▶ **AIM OF THE EXERCISE**:
Leave the pictures aside and give back every entry below word for word.

Collected data:

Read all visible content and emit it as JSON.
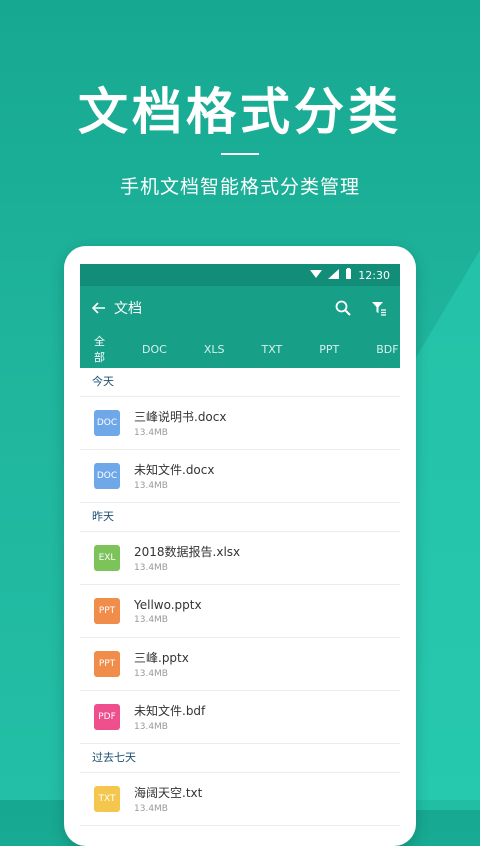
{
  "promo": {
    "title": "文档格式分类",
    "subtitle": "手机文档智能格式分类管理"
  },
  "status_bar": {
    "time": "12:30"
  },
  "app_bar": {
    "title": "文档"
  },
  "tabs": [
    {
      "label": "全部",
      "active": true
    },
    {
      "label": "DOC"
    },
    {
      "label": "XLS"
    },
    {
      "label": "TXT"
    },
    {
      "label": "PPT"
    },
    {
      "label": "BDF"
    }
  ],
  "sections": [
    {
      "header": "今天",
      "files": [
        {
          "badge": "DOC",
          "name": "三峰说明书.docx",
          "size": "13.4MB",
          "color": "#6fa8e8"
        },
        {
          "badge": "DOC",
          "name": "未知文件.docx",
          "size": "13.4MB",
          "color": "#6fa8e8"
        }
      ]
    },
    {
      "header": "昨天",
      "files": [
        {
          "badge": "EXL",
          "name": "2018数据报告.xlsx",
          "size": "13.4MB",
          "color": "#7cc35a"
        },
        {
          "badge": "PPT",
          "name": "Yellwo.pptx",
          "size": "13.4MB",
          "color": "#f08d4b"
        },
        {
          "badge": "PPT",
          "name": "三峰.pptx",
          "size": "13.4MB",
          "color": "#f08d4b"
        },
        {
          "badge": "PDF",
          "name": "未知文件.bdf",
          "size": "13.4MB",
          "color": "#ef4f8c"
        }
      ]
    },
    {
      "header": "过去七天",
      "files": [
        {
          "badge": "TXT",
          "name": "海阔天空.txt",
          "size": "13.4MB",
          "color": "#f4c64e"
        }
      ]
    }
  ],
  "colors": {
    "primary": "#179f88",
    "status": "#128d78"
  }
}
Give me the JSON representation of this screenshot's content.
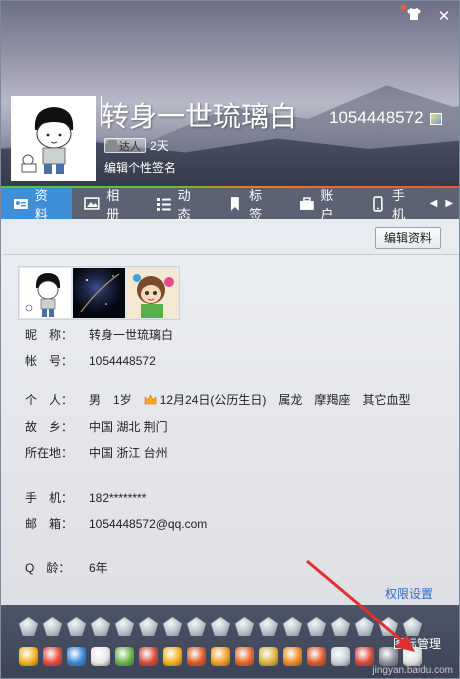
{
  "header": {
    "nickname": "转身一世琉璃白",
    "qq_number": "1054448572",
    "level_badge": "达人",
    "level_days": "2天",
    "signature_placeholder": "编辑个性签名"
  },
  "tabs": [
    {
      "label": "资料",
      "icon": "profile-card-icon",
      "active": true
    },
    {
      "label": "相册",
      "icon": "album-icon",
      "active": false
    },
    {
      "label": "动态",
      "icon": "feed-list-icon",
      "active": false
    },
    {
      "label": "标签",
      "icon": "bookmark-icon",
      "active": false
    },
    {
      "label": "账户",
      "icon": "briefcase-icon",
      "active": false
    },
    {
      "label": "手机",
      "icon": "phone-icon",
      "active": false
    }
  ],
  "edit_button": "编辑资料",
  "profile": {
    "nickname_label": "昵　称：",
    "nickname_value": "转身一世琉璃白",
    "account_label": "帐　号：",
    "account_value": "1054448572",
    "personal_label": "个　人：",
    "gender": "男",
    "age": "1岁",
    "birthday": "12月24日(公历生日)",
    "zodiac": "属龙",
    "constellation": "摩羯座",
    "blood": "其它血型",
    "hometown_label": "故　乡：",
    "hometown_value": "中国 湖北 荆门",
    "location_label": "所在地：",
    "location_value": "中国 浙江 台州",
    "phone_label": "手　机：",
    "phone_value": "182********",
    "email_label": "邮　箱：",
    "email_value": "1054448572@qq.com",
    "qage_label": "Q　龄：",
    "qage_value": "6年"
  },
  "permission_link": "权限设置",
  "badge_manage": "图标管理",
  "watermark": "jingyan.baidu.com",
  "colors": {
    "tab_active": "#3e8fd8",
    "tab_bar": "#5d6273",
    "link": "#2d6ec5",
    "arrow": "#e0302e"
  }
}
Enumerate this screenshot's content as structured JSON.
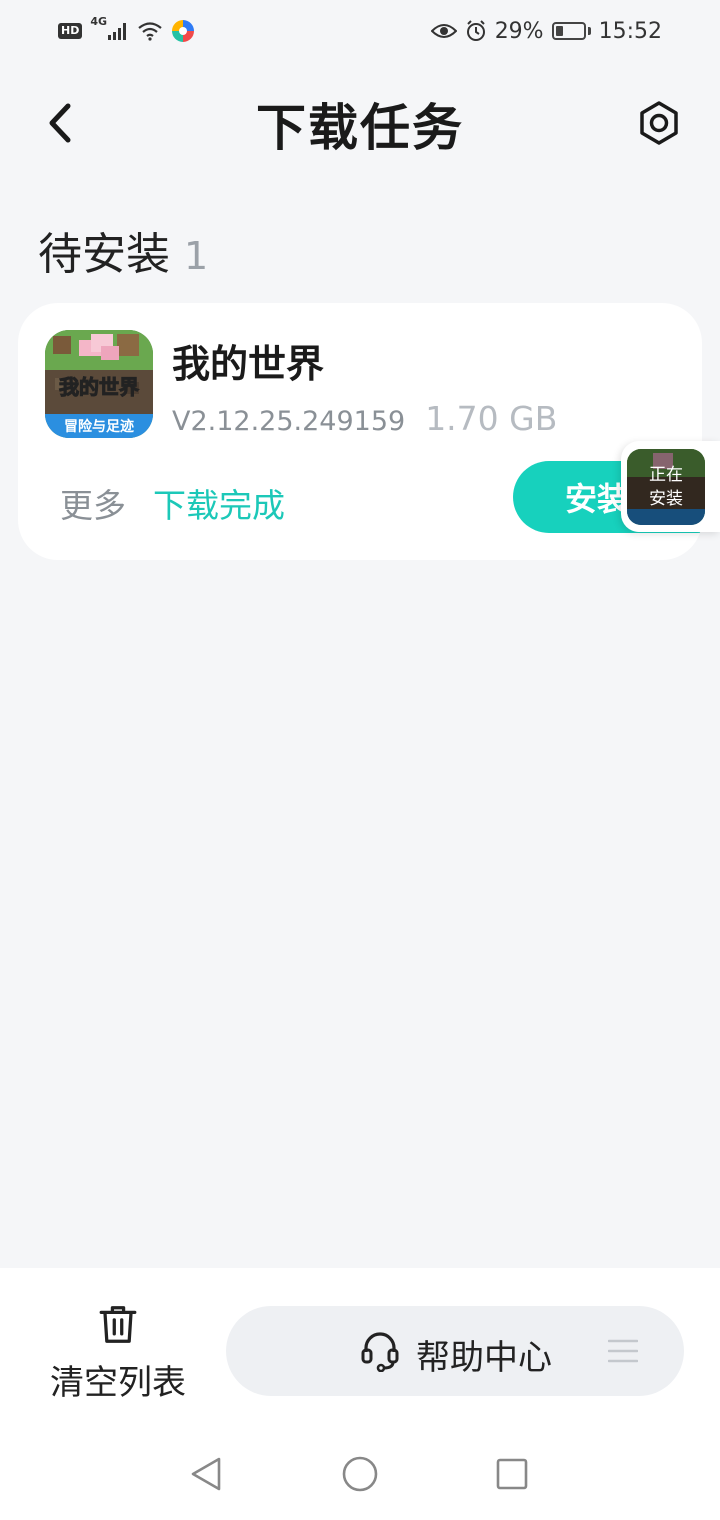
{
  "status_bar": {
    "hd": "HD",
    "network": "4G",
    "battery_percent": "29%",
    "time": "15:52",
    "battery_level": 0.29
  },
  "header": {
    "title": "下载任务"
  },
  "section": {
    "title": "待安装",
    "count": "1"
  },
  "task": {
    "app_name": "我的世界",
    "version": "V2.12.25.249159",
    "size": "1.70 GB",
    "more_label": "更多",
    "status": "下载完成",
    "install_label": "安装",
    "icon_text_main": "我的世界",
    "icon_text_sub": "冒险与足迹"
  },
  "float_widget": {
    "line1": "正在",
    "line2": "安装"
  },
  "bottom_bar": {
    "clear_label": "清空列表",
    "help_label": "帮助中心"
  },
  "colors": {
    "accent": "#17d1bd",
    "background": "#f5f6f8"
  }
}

▶ **OUTPUT BELOW**:
Read all visible content and emit it as JSON.
{
  "promo": {
    "title": "文档格式分类",
    "subtitle": "手机文档智能格式分类管理"
  },
  "status_bar": {
    "time": "12:30"
  },
  "app_bar": {
    "title": "文档"
  },
  "tabs": [
    {
      "label": "全部",
      "active": true
    },
    {
      "label": "DOC"
    },
    {
      "label": "XLS"
    },
    {
      "label": "TXT"
    },
    {
      "label": "PPT"
    },
    {
      "label": "BDF"
    }
  ],
  "sections": [
    {
      "header": "今天",
      "files": [
        {
          "badge": "DOC",
          "name": "三峰说明书.docx",
          "size": "13.4MB",
          "color": "#6fa8e8"
        },
        {
          "badge": "DOC",
          "name": "未知文件.docx",
          "size": "13.4MB",
          "color": "#6fa8e8"
        }
      ]
    },
    {
      "header": "昨天",
      "files": [
        {
          "badge": "EXL",
          "name": "2018数据报告.xlsx",
          "size": "13.4MB",
          "color": "#7cc35a"
        },
        {
          "badge": "PPT",
          "name": "Yellwo.pptx",
          "size": "13.4MB",
          "color": "#f08d4b"
        },
        {
          "badge": "PPT",
          "name": "三峰.pptx",
          "size": "13.4MB",
          "color": "#f08d4b"
        },
        {
          "badge": "PDF",
          "name": "未知文件.bdf",
          "size": "13.4MB",
          "color": "#ef4f8c"
        }
      ]
    },
    {
      "header": "过去七天",
      "files": [
        {
          "badge": "TXT",
          "name": "海阔天空.txt",
          "size": "13.4MB",
          "color": "#f4c64e"
        }
      ]
    }
  ],
  "colors": {
    "primary": "#179f88",
    "status": "#128d78"
  }
}
Give me the JSON representation of this screenshot's content.
{
  "header": {
    "nickname": "转身一世琉璃白",
    "qq_number": "1054448572",
    "level_badge": "达人",
    "level_days": "2天",
    "signature_placeholder": "编辑个性签名"
  },
  "tabs": [
    {
      "label": "资料",
      "icon": "profile-card-icon",
      "active": true
    },
    {
      "label": "相册",
      "icon": "album-icon",
      "active": false
    },
    {
      "label": "动态",
      "icon": "feed-list-icon",
      "active": false
    },
    {
      "label": "标签",
      "icon": "bookmark-icon",
      "active": false
    },
    {
      "label": "账户",
      "icon": "briefcase-icon",
      "active": false
    },
    {
      "label": "手机",
      "icon": "phone-icon",
      "active": false
    }
  ],
  "edit_button": "编辑资料",
  "profile": {
    "nickname_label": "昵　称：",
    "nickname_value": "转身一世琉璃白",
    "account_label": "帐　号：",
    "account_value": "1054448572",
    "personal_label": "个　人：",
    "gender": "男",
    "age": "1岁",
    "birthday": "12月24日(公历生日)",
    "zodiac": "属龙",
    "constellation": "摩羯座",
    "blood": "其它血型",
    "hometown_label": "故　乡：",
    "hometown_value": "中国 湖北 荆门",
    "location_label": "所在地：",
    "location_value": "中国 浙江 台州",
    "phone_label": "手　机：",
    "phone_value": "182********",
    "email_label": "邮　箱：",
    "email_value": "1054448572@qq.com",
    "qage_label": "Q　龄：",
    "qage_value": "6年"
  },
  "permission_link": "权限设置",
  "badge_manage": "图标管理",
  "watermark": "jingyan.baidu.com",
  "colors": {
    "tab_active": "#3e8fd8",
    "tab_bar": "#5d6273",
    "link": "#2d6ec5",
    "arrow": "#e0302e"
  }
}
Enumerate this screenshot's content as structured JSON.
{
  "status_bar": {
    "hd": "HD",
    "network": "4G",
    "battery_percent": "29%",
    "time": "15:52",
    "battery_level": 0.29
  },
  "header": {
    "title": "下载任务"
  },
  "section": {
    "title": "待安装",
    "count": "1"
  },
  "task": {
    "app_name": "我的世界",
    "version": "V2.12.25.249159",
    "size": "1.70 GB",
    "more_label": "更多",
    "status": "下载完成",
    "install_label": "安装",
    "icon_text_main": "我的世界",
    "icon_text_sub": "冒险与足迹"
  },
  "float_widget": {
    "line1": "正在",
    "line2": "安装"
  },
  "bottom_bar": {
    "clear_label": "清空列表",
    "help_label": "帮助中心"
  },
  "colors": {
    "accent": "#17d1bd",
    "background": "#f5f6f8"
  }
}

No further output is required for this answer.